We chose three plates from the starter selection, tender octopus tacos with a smooth cheese filling and smoky flavour, aguachile (like ceviche but with more punch) with kidney scallops, red onion and cucumber that had a very acidic freshness and, finally, crispy ‘Tecuala’ tail-on shrimp, basted in butter and chili paste so that their shells became crunchy and their sweet flesh was infused with the spicy, smokiness of the sauce. When Emily passed by to see how we were doing, I heard myself rapturously proclaiming these shrimp to be one of the best things I have ever eaten.

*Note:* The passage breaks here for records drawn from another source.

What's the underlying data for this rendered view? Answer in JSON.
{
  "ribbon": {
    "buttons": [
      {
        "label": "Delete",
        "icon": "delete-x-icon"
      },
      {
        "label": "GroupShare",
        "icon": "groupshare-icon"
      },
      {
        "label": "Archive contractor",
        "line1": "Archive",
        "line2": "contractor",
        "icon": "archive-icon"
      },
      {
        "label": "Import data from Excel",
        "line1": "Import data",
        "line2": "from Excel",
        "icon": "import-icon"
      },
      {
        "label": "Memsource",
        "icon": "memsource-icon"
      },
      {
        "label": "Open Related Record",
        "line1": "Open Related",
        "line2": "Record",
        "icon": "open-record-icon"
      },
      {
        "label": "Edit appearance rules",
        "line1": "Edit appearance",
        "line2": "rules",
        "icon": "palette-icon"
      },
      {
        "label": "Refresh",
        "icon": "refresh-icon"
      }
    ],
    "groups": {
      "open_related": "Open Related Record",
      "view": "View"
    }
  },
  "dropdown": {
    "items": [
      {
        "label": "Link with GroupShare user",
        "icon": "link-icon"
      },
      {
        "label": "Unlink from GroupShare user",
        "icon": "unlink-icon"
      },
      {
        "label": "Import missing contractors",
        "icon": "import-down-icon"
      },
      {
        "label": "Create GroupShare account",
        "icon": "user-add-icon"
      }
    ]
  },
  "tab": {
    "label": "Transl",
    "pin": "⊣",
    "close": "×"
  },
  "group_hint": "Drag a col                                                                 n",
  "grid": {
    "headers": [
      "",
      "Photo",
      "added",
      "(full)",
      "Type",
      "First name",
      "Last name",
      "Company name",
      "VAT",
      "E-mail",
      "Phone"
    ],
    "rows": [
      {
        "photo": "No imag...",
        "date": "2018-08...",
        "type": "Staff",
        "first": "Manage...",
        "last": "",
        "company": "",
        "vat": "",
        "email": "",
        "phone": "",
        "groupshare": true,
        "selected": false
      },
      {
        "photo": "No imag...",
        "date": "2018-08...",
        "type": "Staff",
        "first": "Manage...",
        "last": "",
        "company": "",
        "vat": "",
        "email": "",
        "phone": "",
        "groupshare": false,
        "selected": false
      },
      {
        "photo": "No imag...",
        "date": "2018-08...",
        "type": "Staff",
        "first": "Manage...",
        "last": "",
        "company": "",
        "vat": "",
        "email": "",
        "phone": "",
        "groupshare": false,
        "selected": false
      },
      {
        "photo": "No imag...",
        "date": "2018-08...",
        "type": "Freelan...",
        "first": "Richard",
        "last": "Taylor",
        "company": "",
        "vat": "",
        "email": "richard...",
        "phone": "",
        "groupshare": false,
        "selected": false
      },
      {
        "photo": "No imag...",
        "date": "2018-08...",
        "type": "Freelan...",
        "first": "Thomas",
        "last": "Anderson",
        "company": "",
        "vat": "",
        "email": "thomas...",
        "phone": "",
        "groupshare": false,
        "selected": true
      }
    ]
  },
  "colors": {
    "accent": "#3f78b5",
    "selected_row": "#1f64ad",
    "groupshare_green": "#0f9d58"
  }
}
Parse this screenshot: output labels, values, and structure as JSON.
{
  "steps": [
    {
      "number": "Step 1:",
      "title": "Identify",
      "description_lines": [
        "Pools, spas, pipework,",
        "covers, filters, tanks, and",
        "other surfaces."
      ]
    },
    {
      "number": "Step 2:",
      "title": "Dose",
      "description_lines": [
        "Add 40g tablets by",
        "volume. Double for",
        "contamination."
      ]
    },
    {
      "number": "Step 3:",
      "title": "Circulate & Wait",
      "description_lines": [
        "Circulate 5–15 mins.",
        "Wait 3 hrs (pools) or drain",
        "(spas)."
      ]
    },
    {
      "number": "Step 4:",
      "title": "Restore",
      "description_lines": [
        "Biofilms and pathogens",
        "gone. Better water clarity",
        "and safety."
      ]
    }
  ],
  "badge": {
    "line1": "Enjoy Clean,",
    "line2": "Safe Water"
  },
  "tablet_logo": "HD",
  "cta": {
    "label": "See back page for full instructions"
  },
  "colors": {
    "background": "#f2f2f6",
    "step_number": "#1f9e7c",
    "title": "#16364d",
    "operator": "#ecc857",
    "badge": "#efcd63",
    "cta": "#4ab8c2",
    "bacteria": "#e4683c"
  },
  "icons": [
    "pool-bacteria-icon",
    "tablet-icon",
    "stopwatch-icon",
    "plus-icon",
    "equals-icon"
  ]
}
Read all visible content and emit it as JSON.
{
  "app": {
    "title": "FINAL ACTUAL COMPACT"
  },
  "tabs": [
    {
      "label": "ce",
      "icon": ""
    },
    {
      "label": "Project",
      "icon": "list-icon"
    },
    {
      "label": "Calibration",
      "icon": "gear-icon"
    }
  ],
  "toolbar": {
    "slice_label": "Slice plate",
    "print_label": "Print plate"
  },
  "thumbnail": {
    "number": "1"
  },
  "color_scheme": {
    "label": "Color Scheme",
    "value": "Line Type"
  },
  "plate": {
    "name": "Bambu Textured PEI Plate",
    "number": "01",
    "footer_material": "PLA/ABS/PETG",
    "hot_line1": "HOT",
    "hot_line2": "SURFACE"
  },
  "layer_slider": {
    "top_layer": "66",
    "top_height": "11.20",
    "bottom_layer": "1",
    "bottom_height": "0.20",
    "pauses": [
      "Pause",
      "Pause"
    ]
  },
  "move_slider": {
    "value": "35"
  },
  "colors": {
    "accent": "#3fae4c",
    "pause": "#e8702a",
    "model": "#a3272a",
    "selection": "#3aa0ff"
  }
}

Determined to try out the speciality of the house, my dining partner ordered the zarandeado fish with guajillo chili (grilled on the zaranda with a rub of various spices). This can be ordered for more than one and arrives with corn tortillas, red onion and salsas so you or your group can prepare their own tacos. The fish was succulent and full of complex layers of spice that were set off beautifully by the sharp salsa sauce. As I had experienced the zarandeado fish on a previous visit to Mexico, I opted for something different – though I definitely stole a few bites anyway. My choice was chili ash crusted tuna, which came perfectly seared and pink in the middle, with pickled pineapple, jicama (a Mexican tuber somewhat like a yam or turnip), melon and dried shrimp. The coating of ash was slightly gritty but provided a earthiness that bound together the brighter fruit and chili flavours.
The wine suggested was again of Mexican provenance, a Monte Xanic chenin blanc from Baja California which was not sweet but contained fruity flavours such as melon and pear, with a citrusy finish. We also ordered a side of Cora rice (using the traditional spicing combinations of the indigenous Cora people of Nayarit) which was delicious but unnecessary, given the portion sizes.
My dessert, a chocolate tart, was very tasty – although, as a chocolate purist, I may not have ordered it if I had known that the tart was made of chocolate and filled with spiced pineapple marmalade rather than the marmalade being on the side. Nonetheless, the combination of flavours and textures was interesting and there was enough chocolate in the sauce added at the table to satisfy my cravings (until the next meal!). On the other side of the table, the ‘sphere of coconut and mango’ had an unusual appearance as a collection of round things, including a huge disc of caramel or dulce de leche ganache and a mango jelly ball rolled in coconut.
After reaching the end of dinner, both of us were rather reluctant to leave the restaurant but resigned ourselves to this course of action until waiter Job convinced us to stay for one more. This naturally became several more, accompanied by a discussion about the merits of the espresso martini (with rum) and a list of tips for enjoying the city. Job was the paragon of service and made us feel completely at home.
The fusion of old and new, innovation and tradition, is part of what makes this restaurant exciting, but this contrast is also something that exists throughout the city. A great deal of effort has gone into creating a dining experience that provides the city with the experience of regional cuisine and reflects the vibrancy of modern Mexico. As a destination that welcomes local people for business or pleasure, as well as guests at Four Seasons Hotel, I look forward to seeing how this restaurant continues to develop and, most of all, I look forward to coming back.
Four Seasons Hotel Mexico, D.F.
Paseo de la Reforma 500, Juárez
06600 Ciudad de México, D.F.